Post 22. Oriental Bittersweet (Celastrus orbiculatus)
This invasive climbing vine was introduced into this country from Asia The fast growing vines can cover, shade, and out-compete other vegetation, and girdle and kill large trees. Its flowers are inconspicuous, but in the autumn its bright red fruits are revealed when the round orange husks split open into three spreading segments. Birds and other wildlife eat the fruit, thus distributing the seeds. It hybridizes with native American Bittersweet (Celastrus scandens) potentially leading to loss of genetic identity for the native species.
Post 23. Goldenrods
With more than 40 kinds in North Carolina alone, the summer-blooming goldenrods are the despair of those who try to tell one from the other; but, with the help of a field guide, you may be able to identify several between here and the overlook. Among those that have been recorded are Slender Goldenrod (Solidago erecta), Curtis’ Goldenrod (S. curtisii), Late Goldenrod (S. gigantea), and Rough-leaved Goldenrod (S. rugosa). One that should give you no trouble at all is S. bicolor, or Silverrod, the only white-flowered species.
It is unfortunate that such an attractive native American wildflower as Goldenrod should have been blamed at one time for causing hay fever –an unjust accusation since its pollen is heavy and sticky and is disseminated by insects.

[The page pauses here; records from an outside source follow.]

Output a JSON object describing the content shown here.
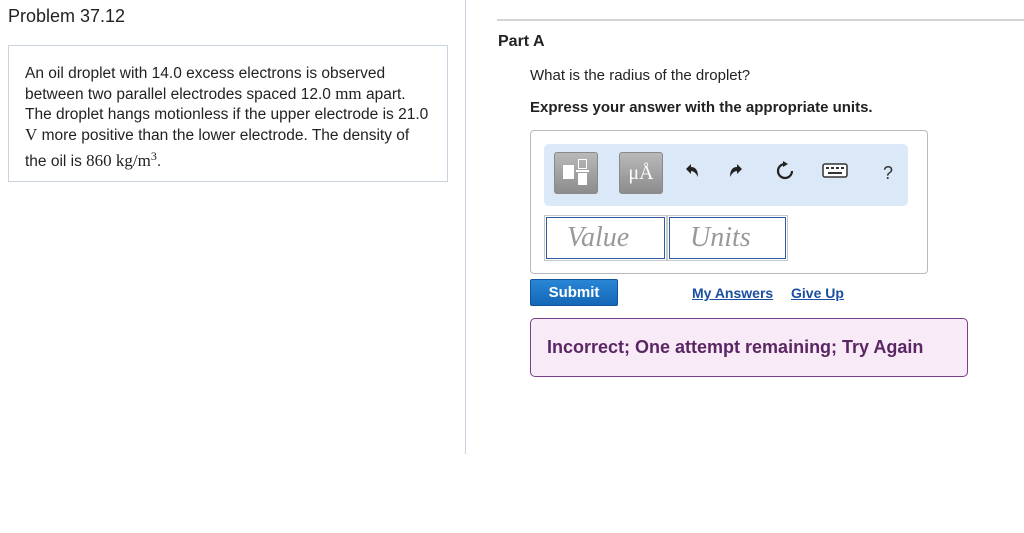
{
  "problem": {
    "title": "Problem 37.12",
    "text_1": "An oil droplet with 14.0 excess electrons is observed between two parallel electrodes spaced 12.0 ",
    "unit_mm": "mm",
    "text_2": " apart. The droplet hangs motionless if the upper electrode is 21.0 ",
    "unit_V": "V",
    "text_3": " more positive than the lower electrode. The density of the oil is ",
    "density_value": "860 kg/m",
    "density_exp": "3",
    "text_4": "."
  },
  "part": {
    "label": "Part A",
    "question": "What is the radius of the droplet?",
    "instruction": "Express your answer with the appropriate units."
  },
  "toolbar": {
    "units_label": "μÅ",
    "icons": [
      "templates-icon",
      "units-icon",
      "undo-icon",
      "redo-icon",
      "reset-icon",
      "keyboard-icon",
      "help-icon"
    ],
    "help_label": "?"
  },
  "answer": {
    "value_placeholder": "Value",
    "units_placeholder": "Units"
  },
  "actions": {
    "submit_label": "Submit",
    "my_answers_label": "My Answers",
    "give_up_label": "Give Up"
  },
  "feedback": {
    "message": "Incorrect; One attempt remaining; Try Again"
  },
  "colors": {
    "accent": "#1a6fc2",
    "feedback_border": "#7a3f8a",
    "feedback_bg": "#f9eaf8",
    "toolbar_bg": "#dbe8f8"
  }
}
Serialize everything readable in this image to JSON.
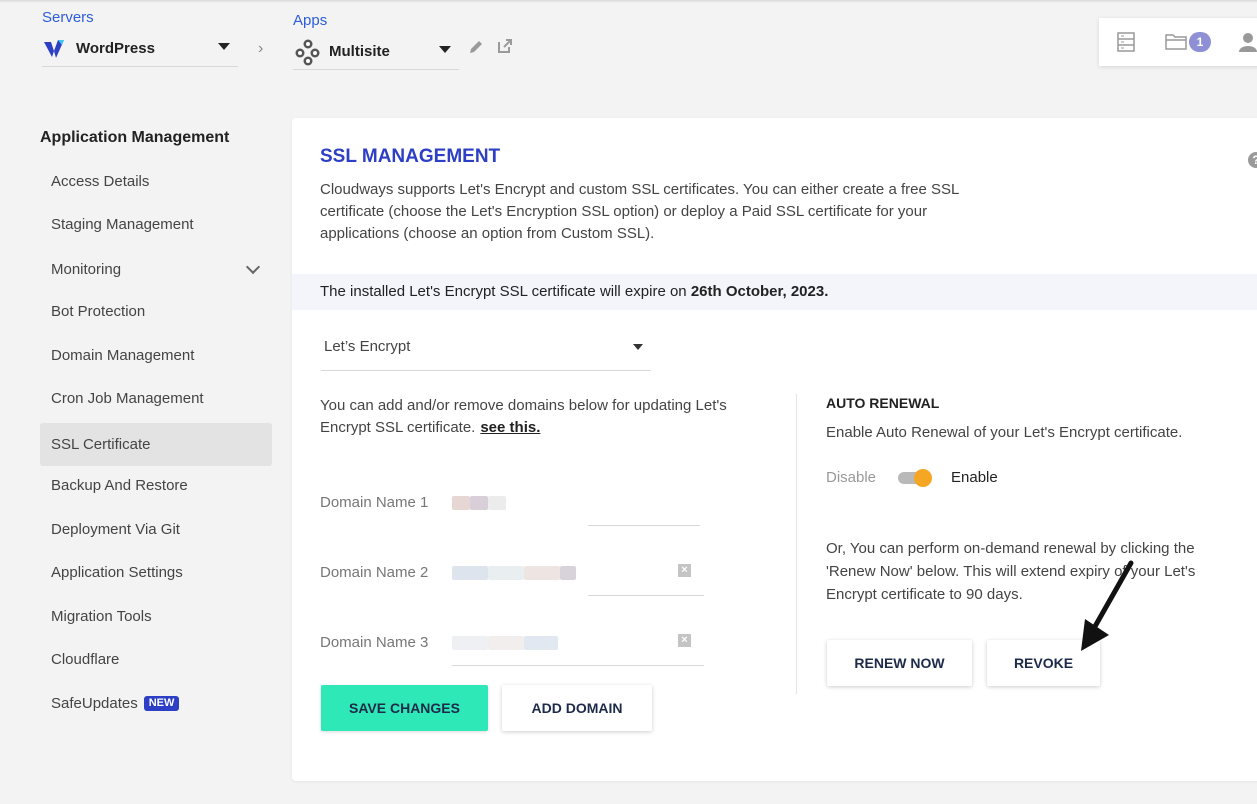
{
  "header": {
    "servers_label": "Servers",
    "server_name": "WordPress",
    "apps_label": "Apps",
    "app_name": "Multisite",
    "notification_count": "1"
  },
  "sidebar": {
    "title": "Application Management",
    "items": [
      {
        "label": "Access Details"
      },
      {
        "label": "Staging Management"
      },
      {
        "label": "Monitoring"
      },
      {
        "label": "Bot Protection"
      },
      {
        "label": "Domain Management"
      },
      {
        "label": "Cron Job Management"
      },
      {
        "label": "SSL Certificate",
        "active": true
      },
      {
        "label": "Backup And Restore"
      },
      {
        "label": "Deployment Via Git"
      },
      {
        "label": "Application Settings"
      },
      {
        "label": "Migration Tools"
      },
      {
        "label": "Cloudflare"
      },
      {
        "label": "SafeUpdates",
        "badge": "NEW"
      }
    ]
  },
  "ssl": {
    "title": "SSL MANAGEMENT",
    "description": "Cloudways supports Let's Encrypt and custom SSL certificates. You can either create a free SSL certificate (choose the Let's Encryption SSL option) or deploy a Paid SSL certificate for your applications (choose an option from Custom SSL).",
    "notice_prefix": "The installed Let's Encrypt SSL certificate will expire on ",
    "notice_date": "26th October, 2023.",
    "type_selected": "Let’s Encrypt",
    "domains_help": "You can add and/or remove domains below for updating Let's Encrypt SSL certificate.",
    "see_this": "see this.",
    "domain_labels": [
      "Domain Name 1",
      "Domain Name 2",
      "Domain Name 3"
    ],
    "save_button": "SAVE CHANGES",
    "add_domain_button": "ADD DOMAIN"
  },
  "auto_renewal": {
    "title": "AUTO RENEWAL",
    "description": "Enable Auto Renewal of your Let's Encrypt certificate.",
    "off_label": "Disable",
    "on_label": "Enable",
    "enabled": true,
    "ondemand_text": "Or, You can perform on-demand renewal by clicking the 'Renew Now' below. This will extend expiry of your Let's Encrypt certificate to 90 days.",
    "renew_button": "RENEW NOW",
    "revoke_button": "REVOKE"
  },
  "colors": {
    "brand_blue": "#2d3fc4",
    "primary_button": "#2ee8b7",
    "toggle_knob": "#f5a623"
  }
}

Such allergies are much more likely to be caused by the fine wind borne pollen of other plants, such as Ragweed (Ambrosia).
Post 24. Asters

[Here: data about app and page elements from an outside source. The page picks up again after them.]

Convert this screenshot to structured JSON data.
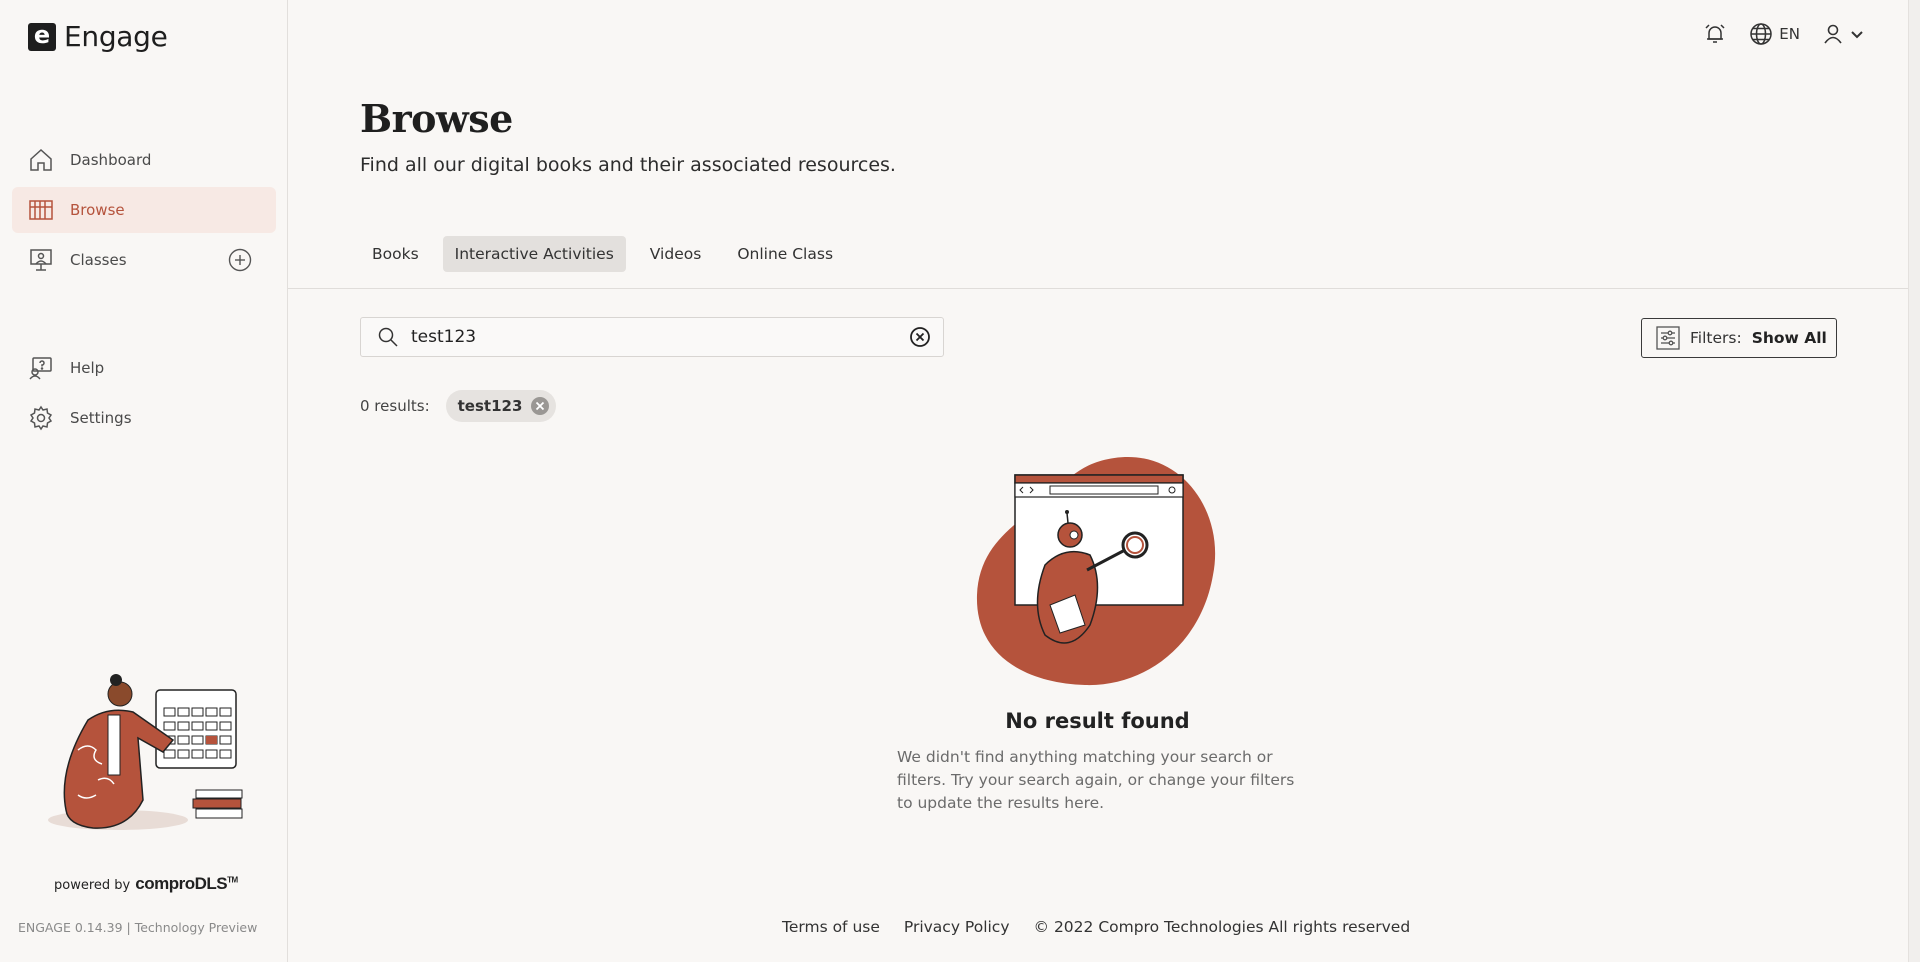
{
  "app": {
    "logo_letter": "e",
    "name": "Engage"
  },
  "sidebar": {
    "items": [
      {
        "label": "Dashboard",
        "icon": "home-icon"
      },
      {
        "label": "Browse",
        "icon": "books-icon",
        "active": true
      },
      {
        "label": "Classes",
        "icon": "classroom-icon"
      },
      {
        "label": "Help",
        "icon": "help-icon"
      },
      {
        "label": "Settings",
        "icon": "gear-icon"
      }
    ],
    "powered_by": "powered by",
    "brand": "comproDLS",
    "brand_tm": "TM",
    "version": "ENGAGE 0.14.39 | Technology Preview"
  },
  "header": {
    "language": "EN"
  },
  "page": {
    "title": "Browse",
    "subtitle": "Find all our digital books and their associated resources."
  },
  "tabs": [
    {
      "label": "Books"
    },
    {
      "label": "Interactive Activities",
      "active": true
    },
    {
      "label": "Videos"
    },
    {
      "label": "Online Class"
    }
  ],
  "search": {
    "value": "test123"
  },
  "filters": {
    "label": "Filters:",
    "value": "Show All"
  },
  "results": {
    "count_label": "0 results:",
    "chip": "test123"
  },
  "empty": {
    "title": "No result found",
    "text": "We didn't find anything matching your search or filters. Try your search again, or change your filters to update the results here."
  },
  "footer": {
    "terms": "Terms of use",
    "privacy": "Privacy Policy",
    "copyright": "© 2022 Compro Technologies All rights reserved"
  },
  "colors": {
    "accent": "#b5533c",
    "active_bg": "#f7e9e4",
    "background": "#f9f7f5"
  }
}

Nothing contributes more to the beauty of the early fall scene than the white and pastel tints of the wild asters. They are especially numerous here where they share the sun with the goldenrods. Among the more conspicuous are the freely-branched Frost Asters (Symphyotrichum pilosum), with numerous white flowers, and the Sky-blue Heart-leaved Asters (Symphyotrichum cordifolium).
Many other species will be seen both here and along the trail as you retrace your steps to the Pisgah Inn parking lot. Watch for large-leaved Asters (Eurybia macrophylla), which often form big colonies of sterile plants, and Calico Asters (Symphyotrichum lateriflorum) with small reddish-centered flowers borne on arching stems. Curtis’ Asters (Symphyotrichum retroflexum) can be recognized by the recurved green bracts beneath the blue ray-flowers.
This marks the end of the botanical tour. The path continues for about a tenth of a mile to Buck Spring Gap Overlook and the parking area where the Shut-In and Mt. Pisgah Trails commence.
This webpage and the print version of this guide were written for your enjoyment by members of the Western Carolina Botanical Club in cooperation with the Blue Ridge Parkway.
An article describing the creation of the Buck Spring Nature Trail can be found on page 5 in the Fall 2017 issue of Shortia